The book is very short, especially from an author known for writing long books. My review edition had less than 170 loosely-filled pages and plenty of white space. A book does not have to be long to be good, but this one is thin in pages AND plot.
It is the second in the "Angel Time" series. Enough of the story from the first book is repeated so that it's easy to get involved. At the end a new character from Toby's past forms a bridge to the sequel, which I won't be reading.
Bottom line: I would give this book 2 1/2 stars if I could. I wanted to like it, and I read it with an open mind, but I am disappointed: I know that Anne Rice is capable of writing much better novels. Still, if Anne Rice is happier in her religious mode, I'm glad for her.
UPDATE: Google 'Today I Quit Being A Christian' for a related article about Anne Rice, about a posting she made on Facebook in July 2010. And check out "The Wolf Gift", to be released on February 14, 2012. "The Wolf Gift" does not appear to be a sequel to this book.
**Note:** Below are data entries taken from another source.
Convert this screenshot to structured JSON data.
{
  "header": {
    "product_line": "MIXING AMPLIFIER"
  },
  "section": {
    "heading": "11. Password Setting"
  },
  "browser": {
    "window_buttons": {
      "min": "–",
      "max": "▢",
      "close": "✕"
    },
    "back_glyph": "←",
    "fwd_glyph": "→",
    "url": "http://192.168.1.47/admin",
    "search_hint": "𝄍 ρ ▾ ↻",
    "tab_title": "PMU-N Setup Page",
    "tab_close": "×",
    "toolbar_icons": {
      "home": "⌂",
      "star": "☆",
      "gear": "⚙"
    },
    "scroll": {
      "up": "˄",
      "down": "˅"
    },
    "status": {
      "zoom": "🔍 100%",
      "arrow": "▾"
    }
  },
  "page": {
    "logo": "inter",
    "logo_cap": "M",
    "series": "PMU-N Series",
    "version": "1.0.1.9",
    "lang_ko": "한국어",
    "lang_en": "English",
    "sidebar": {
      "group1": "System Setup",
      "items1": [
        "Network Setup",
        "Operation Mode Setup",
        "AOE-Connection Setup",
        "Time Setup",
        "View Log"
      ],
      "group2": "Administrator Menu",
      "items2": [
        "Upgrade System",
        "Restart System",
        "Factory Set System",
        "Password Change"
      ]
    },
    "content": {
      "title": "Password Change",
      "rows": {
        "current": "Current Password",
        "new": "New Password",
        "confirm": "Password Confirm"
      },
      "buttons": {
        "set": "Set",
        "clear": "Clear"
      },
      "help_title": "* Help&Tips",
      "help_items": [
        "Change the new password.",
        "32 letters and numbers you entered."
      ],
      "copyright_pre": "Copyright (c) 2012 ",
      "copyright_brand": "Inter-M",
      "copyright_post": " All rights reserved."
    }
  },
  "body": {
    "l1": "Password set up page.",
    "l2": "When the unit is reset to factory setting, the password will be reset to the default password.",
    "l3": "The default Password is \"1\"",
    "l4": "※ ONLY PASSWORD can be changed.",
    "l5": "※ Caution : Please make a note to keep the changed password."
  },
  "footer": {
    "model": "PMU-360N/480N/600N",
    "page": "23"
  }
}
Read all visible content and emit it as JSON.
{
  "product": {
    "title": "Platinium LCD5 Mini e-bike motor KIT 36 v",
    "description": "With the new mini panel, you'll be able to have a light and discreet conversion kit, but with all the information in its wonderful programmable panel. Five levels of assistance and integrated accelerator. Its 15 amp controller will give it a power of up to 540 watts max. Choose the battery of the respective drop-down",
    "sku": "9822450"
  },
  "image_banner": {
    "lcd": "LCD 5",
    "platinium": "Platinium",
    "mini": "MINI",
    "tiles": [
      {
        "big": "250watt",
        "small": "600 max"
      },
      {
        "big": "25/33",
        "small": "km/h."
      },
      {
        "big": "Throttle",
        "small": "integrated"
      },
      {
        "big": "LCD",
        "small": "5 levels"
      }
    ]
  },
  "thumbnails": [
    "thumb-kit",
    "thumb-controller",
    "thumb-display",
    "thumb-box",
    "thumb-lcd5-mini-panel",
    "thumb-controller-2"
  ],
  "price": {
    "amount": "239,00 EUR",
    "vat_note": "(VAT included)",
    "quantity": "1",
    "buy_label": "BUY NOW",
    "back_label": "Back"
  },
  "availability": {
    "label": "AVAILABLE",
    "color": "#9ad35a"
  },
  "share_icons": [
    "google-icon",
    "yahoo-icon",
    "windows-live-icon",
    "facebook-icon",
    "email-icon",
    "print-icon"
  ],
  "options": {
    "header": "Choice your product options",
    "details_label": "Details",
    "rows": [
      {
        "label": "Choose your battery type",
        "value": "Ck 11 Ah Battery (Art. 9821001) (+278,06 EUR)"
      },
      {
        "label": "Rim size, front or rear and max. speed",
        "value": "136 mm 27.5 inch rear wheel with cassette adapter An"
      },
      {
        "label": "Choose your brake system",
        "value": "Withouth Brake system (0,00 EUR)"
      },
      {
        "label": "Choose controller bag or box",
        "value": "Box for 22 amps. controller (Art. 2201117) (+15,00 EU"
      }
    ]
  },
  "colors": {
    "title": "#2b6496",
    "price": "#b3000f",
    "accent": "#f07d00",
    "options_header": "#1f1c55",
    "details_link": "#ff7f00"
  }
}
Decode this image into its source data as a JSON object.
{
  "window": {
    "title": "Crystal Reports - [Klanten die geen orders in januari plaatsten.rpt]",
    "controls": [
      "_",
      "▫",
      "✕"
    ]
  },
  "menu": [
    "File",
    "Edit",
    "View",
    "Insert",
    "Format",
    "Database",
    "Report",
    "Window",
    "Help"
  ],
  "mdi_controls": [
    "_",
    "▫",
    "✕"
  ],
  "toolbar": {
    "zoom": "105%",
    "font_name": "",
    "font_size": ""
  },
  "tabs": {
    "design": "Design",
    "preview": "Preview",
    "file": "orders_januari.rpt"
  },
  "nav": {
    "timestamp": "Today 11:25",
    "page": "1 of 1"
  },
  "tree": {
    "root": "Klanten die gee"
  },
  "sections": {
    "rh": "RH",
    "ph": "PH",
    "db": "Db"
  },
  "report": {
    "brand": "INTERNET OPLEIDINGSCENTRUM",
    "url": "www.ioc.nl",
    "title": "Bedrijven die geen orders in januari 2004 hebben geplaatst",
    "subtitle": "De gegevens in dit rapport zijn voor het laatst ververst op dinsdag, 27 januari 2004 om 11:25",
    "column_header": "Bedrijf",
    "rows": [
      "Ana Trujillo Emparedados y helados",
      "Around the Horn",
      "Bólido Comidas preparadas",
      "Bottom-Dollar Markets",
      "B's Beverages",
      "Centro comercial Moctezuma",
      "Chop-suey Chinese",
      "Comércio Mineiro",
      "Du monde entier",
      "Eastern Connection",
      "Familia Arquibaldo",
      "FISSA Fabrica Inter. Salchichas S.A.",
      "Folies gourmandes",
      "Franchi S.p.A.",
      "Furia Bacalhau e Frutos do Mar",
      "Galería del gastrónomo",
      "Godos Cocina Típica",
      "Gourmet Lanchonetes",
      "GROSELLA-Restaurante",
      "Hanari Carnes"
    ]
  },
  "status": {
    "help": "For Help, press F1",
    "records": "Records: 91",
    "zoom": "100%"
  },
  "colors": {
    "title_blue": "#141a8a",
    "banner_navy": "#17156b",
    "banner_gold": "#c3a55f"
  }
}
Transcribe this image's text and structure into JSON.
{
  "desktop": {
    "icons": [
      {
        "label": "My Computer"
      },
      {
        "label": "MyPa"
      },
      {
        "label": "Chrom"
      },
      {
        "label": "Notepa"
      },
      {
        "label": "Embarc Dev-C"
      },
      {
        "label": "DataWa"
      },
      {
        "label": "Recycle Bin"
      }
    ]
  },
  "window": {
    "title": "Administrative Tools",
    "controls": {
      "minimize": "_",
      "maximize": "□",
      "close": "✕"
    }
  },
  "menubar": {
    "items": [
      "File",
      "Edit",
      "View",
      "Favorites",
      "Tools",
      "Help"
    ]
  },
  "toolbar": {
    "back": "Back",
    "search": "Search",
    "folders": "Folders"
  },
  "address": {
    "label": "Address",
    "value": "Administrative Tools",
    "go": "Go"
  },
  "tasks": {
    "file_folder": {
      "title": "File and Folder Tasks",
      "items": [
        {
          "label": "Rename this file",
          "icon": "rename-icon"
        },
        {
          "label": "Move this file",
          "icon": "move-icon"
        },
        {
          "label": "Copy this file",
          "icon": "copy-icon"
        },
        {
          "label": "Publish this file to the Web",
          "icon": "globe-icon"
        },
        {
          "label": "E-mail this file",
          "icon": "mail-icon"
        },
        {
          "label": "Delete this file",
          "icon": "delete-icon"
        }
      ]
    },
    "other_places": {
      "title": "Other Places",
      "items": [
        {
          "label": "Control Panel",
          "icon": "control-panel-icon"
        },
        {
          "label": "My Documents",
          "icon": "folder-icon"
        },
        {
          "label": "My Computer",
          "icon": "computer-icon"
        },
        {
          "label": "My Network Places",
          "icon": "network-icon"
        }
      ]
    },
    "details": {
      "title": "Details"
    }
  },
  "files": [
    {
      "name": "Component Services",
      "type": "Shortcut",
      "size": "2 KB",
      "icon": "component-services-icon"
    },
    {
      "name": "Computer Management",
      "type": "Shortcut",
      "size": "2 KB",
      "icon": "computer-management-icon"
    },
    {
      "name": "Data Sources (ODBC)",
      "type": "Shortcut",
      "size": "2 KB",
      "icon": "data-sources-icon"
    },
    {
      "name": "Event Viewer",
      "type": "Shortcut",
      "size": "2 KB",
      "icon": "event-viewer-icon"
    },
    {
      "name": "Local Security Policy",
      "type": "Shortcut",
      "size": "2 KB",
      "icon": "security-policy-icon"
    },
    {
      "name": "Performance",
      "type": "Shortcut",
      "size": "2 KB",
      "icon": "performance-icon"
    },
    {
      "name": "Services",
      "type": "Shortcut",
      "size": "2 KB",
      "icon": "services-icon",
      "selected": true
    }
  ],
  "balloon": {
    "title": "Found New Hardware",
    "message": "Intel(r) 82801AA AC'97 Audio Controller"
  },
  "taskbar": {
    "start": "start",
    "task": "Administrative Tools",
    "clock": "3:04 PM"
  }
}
NOTE: I am an Amazon Vine reviewer. This book was provided to me free for my review. I am not paid. My opinions are not influenced by getting a free book, nor am I asked to write positive reviews: I call them as I see them.
We were spared, mercifully, the pages and pages of emo at the beginning, and instead got right into the story...which was short, but not bad. As for the rest, instead of emo, we get an overabundance of religiosity and so much sweety-sweetness from Rice's horribly dull angels that we go into sugar-shock. The demon in this is so laughable it's not even funny (like that pun ;) ). Seriously, this seems like an attempt by the author to convince us that the flaws in the whole guardian-angel-who-always-watches-over-everyone thing (just talk to any victim of violent crime...) aren't really flaws; it's really quite sad, because she chooses to ignore the more rational arguments and instead focus, rather pathetically, on more abstract and new age arguments. This is one of those cases where it's better to leave the topic alone rather than try to convince the reader with a bad argument.
Another point that seemed off in this book was the things Toby notices. He meets a new angel (well, that's what he thinks) and immediately notices his beautiful eyes and "full lips", and "attractive" manner. How many guys think in terms like that about other guys? For that matter, who thinks like that at all?
All in all, the time travel part of this book was a 4 out of 5 points -- very short, but interesting. The rest, with very few exceptions, is 0. Overall, I give it 1 star for being, frankly, lame.
I have always been a big fan of Anne Rice and own every book she has ever written, her Vampire Chronicles, the Witches, she is an amazing storyteller. She combines her Catholicism, her fictional takes on the Gospel, and her passion for the dark side. This is a must for all Anne Rice fans, and if you have never read Anne Rice this is a great new series to get started with.
Most Recent Customer Reviews
Most readers will feel confused in Anne's writings because of the background of the Catholic Church.Read more